When DART crashes into Dimorphos at a location about 6.8 million miles from Earth, telescopes here on the ground will analyze the asteroid’s orbit to see if it has changed in any way.
DART is equipped with an instrument called the Didymos Reconnaissance and Asteroid Camera for Optical Navigation (DRACO). DRACO is guiding DART to its final destination and will also provide a real-time transmission from the spacecraft, sending one image per second back to Earth.
NASA says that in the hours before impact, the screen will appear mostly black, apart from a single point of light marking the location of the binary asteroid system the spacecraft is heading toward.
But as the moment of impact approaches, the point of light will get larger and detailed asteroids will eventually become visible.
Last week, DART also released a camera called the Light Italian CubeSat for Imaging Asteroids (LICIACube). It will fly past Dimorphos about three minutes after impact, capturing high-resolution images of the crash site, including the resulting plume of asteroid material and possibly the newly formed impact crater.
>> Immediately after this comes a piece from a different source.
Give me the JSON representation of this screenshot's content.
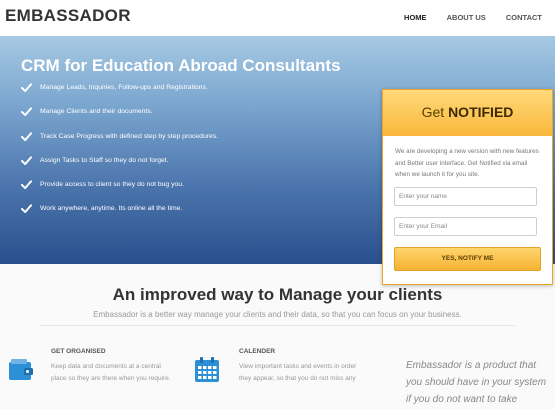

The DART spacecraft is set to impact asteroid Dimorphos at 7:14 pm ET (4:14 pm PT) on Monday, September 26.
NASA offers two broadcasts of the event. The first, embedded at the top of this page, offers the most up-to-date DRACO camera feed and starts at 6 pm ET (3 pm PT). The second feeding can be found on this pageoffers similar coverage and starts half an hour earlier at 5:30 pm ET (2:30 pm PT).
NASA said that after the impact, the signal will turn black due to a loss of signal. Then, after about two minutes, the broadcast will show a replay showing the final moments before impact.
At 8 pm, NASA will broadcast a live news conference about the mission.